■ **EXERCISE**: From the first line to the last, output the material exactly.

__________________________________________________

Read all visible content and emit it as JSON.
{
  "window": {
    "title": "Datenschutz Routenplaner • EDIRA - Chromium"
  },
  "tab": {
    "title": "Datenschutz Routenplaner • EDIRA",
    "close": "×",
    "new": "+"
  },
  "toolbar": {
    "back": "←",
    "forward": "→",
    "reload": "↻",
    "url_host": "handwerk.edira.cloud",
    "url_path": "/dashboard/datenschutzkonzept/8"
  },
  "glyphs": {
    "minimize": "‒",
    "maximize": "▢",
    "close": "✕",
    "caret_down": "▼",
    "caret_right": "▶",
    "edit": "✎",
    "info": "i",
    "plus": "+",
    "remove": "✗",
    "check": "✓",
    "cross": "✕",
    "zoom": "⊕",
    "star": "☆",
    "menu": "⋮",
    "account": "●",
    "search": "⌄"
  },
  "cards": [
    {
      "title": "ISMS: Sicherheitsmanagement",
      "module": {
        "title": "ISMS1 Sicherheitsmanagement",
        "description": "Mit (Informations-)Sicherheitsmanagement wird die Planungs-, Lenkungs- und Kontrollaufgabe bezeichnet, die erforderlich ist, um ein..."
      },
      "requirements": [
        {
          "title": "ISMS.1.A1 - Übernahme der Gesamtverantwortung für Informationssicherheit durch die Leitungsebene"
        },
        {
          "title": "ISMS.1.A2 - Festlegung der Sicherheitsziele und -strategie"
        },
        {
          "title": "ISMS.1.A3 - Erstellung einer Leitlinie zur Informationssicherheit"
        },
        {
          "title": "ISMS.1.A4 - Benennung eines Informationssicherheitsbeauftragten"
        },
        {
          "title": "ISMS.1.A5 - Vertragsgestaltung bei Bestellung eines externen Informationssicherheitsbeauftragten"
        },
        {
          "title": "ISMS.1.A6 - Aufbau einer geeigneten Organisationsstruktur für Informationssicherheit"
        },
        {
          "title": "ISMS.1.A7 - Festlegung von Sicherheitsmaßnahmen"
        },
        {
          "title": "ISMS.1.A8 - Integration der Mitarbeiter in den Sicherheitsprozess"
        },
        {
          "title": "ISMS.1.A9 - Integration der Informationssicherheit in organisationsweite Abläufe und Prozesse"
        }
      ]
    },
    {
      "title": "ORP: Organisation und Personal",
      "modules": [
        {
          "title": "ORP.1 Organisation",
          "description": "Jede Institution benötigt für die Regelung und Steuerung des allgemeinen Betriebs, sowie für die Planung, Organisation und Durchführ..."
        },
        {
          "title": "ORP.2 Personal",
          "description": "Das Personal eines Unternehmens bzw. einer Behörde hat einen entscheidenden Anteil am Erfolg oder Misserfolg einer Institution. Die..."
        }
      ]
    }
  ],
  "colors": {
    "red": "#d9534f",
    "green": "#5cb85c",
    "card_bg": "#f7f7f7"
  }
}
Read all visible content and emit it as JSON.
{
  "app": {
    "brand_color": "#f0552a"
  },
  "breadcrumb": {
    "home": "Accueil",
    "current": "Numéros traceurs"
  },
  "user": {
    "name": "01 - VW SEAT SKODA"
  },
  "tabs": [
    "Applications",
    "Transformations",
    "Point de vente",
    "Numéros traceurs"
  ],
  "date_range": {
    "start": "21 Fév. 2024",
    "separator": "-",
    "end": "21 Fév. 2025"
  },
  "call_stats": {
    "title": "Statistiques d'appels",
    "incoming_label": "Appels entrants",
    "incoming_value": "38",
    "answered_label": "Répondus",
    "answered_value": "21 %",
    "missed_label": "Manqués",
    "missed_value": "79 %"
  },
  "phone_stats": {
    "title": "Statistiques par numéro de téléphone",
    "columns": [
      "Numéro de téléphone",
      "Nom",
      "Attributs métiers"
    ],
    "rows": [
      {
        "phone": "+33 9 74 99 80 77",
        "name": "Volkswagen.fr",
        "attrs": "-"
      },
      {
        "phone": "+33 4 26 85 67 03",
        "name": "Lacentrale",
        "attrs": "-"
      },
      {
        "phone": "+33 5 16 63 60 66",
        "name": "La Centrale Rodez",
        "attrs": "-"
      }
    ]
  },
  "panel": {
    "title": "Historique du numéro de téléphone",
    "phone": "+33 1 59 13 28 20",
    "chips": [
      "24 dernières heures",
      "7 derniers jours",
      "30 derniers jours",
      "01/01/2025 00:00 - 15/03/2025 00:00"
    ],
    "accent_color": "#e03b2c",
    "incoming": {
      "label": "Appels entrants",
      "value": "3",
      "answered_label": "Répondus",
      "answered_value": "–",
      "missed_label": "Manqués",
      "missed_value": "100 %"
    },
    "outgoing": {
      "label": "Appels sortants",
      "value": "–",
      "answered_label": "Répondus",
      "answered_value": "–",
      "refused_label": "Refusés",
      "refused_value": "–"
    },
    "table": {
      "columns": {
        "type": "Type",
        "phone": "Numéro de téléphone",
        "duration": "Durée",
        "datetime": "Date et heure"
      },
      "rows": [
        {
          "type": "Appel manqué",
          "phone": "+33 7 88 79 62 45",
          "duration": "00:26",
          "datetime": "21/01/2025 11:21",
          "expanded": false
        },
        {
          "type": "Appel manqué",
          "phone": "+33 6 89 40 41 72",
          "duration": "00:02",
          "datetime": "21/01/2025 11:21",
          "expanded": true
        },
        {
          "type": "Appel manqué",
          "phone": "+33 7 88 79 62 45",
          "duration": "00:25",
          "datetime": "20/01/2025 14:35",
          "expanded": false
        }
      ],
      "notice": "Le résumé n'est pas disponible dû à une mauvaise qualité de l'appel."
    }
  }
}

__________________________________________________

■ **REPLY TO THE TASK**:
Read all visible content and emit it as JSON.
{
  "window": {
    "title": "Datenschutz Routenplaner • EDIRA - Chromium"
  },
  "tab": {
    "title": "Datenschutz Routenplaner • EDIRA",
    "close": "×",
    "new": "+"
  },
  "toolbar": {
    "back": "←",
    "forward": "→",
    "reload": "↻",
    "url_host": "handwerk.edira.cloud",
    "url_path": "/dashboard/datenschutzkonzept/8"
  },
  "glyphs": {
    "minimize": "‒",
    "maximize": "▢",
    "close": "✕",
    "caret_down": "▼",
    "caret_right": "▶",
    "edit": "✎",
    "info": "i",
    "plus": "+",
    "remove": "✗",
    "check": "✓",
    "cross": "✕",
    "zoom": "⊕",
    "star": "☆",
    "menu": "⋮",
    "account": "●",
    "search": "⌄"
  },
  "cards": [
    {
      "title": "ISMS: Sicherheitsmanagement",
      "module": {
        "title": "ISMS1 Sicherheitsmanagement",
        "description": "Mit (Informations-)Sicherheitsmanagement wird die Planungs-, Lenkungs- und Kontrollaufgabe bezeichnet, die erforderlich ist, um ein..."
      },
      "requirements": [
        {
          "title": "ISMS.1.A1 - Übernahme der Gesamtverantwortung für Informationssicherheit durch die Leitungsebene"
        },
        {
          "title": "ISMS.1.A2 - Festlegung der Sicherheitsziele und -strategie"
        },
        {
          "title": "ISMS.1.A3 - Erstellung einer Leitlinie zur Informationssicherheit"
        },
        {
          "title": "ISMS.1.A4 - Benennung eines Informationssicherheitsbeauftragten"
        },
        {
          "title": "ISMS.1.A5 - Vertragsgestaltung bei Bestellung eines externen Informationssicherheitsbeauftragten"
        },
        {
          "title": "ISMS.1.A6 - Aufbau einer geeigneten Organisationsstruktur für Informationssicherheit"
        },
        {
          "title": "ISMS.1.A7 - Festlegung von Sicherheitsmaßnahmen"
        },
        {
          "title": "ISMS.1.A8 - Integration der Mitarbeiter in den Sicherheitsprozess"
        },
        {
          "title": "ISMS.1.A9 - Integration der Informationssicherheit in organisationsweite Abläufe und Prozesse"
        }
      ]
    },
    {
      "title": "ORP: Organisation und Personal",
      "modules": [
        {
          "title": "ORP.1 Organisation",
          "description": "Jede Institution benötigt für die Regelung und Steuerung des allgemeinen Betriebs, sowie für die Planung, Organisation und Durchführ..."
        },
        {
          "title": "ORP.2 Personal",
          "description": "Das Personal eines Unternehmens bzw. einer Behörde hat einen entscheidenden Anteil am Erfolg oder Misserfolg einer Institution. Die..."
        }
      ]
    }
  ],
  "colors": {
    "red": "#d9534f",
    "green": "#5cb85c",
    "card_bg": "#f7f7f7"
  }
}
Read all visible content and emit it as JSON.
{
  "app": {
    "brand_color": "#f0552a"
  },
  "breadcrumb": {
    "home": "Accueil",
    "current": "Numéros traceurs"
  },
  "user": {
    "name": "01 - VW SEAT SKODA"
  },
  "tabs": [
    "Applications",
    "Transformations",
    "Point de vente",
    "Numéros traceurs"
  ],
  "date_range": {
    "start": "21 Fév. 2024",
    "separator": "-",
    "end": "21 Fév. 2025"
  },
  "call_stats": {
    "title": "Statistiques d'appels",
    "incoming_label": "Appels entrants",
    "incoming_value": "38",
    "answered_label": "Répondus",
    "answered_value": "21 %",
    "missed_label": "Manqués",
    "missed_value": "79 %"
  },
  "phone_stats": {
    "title": "Statistiques par numéro de téléphone",
    "columns": [
      "Numéro de téléphone",
      "Nom",
      "Attributs métiers"
    ],
    "rows": [
      {
        "phone": "+33 9 74 99 80 77",
        "name": "Volkswagen.fr",
        "attrs": "-"
      },
      {
        "phone": "+33 4 26 85 67 03",
        "name": "Lacentrale",
        "attrs": "-"
      },
      {
        "phone": "+33 5 16 63 60 66",
        "name": "La Centrale Rodez",
        "attrs": "-"
      }
    ]
  },
  "panel": {
    "title": "Historique du numéro de téléphone",
    "phone": "+33 1 59 13 28 20",
    "chips": [
      "24 dernières heures",
      "7 derniers jours",
      "30 derniers jours",
      "01/01/2025 00:00 - 15/03/2025 00:00"
    ],
    "accent_color": "#e03b2c",
    "incoming": {
      "label": "Appels entrants",
      "value": "3",
      "answered_label": "Répondus",
      "answered_value": "–",
      "missed_label": "Manqués",
      "missed_value": "100 %"
    },
    "outgoing": {
      "label": "Appels sortants",
      "value": "–",
      "answered_label": "Répondus",
      "answered_value": "–",
      "refused_label": "Refusés",
      "refused_value": "–"
    },
    "table": {
      "columns": {
        "type": "Type",
        "phone": "Numéro de téléphone",
        "duration": "Durée",
        "datetime": "Date et heure"
      },
      "rows": [
        {
          "type": "Appel manqué",
          "phone": "+33 7 88 79 62 45",
          "duration": "00:26",
          "datetime": "21/01/2025 11:21",
          "expanded": false
        },
        {
          "type": "Appel manqué",
          "phone": "+33 6 89 40 41 72",
          "duration": "00:02",
          "datetime": "21/01/2025 11:21",
          "expanded": true
        },
        {
          "type": "Appel manqué",
          "phone": "+33 7 88 79 62 45",
          "duration": "00:25",
          "datetime": "20/01/2025 14:35",
          "expanded": false
        }
      ],
      "notice": "Le résumé n'est pas disponible dû à une mauvaise qualité de l'appel."
    }
  }
}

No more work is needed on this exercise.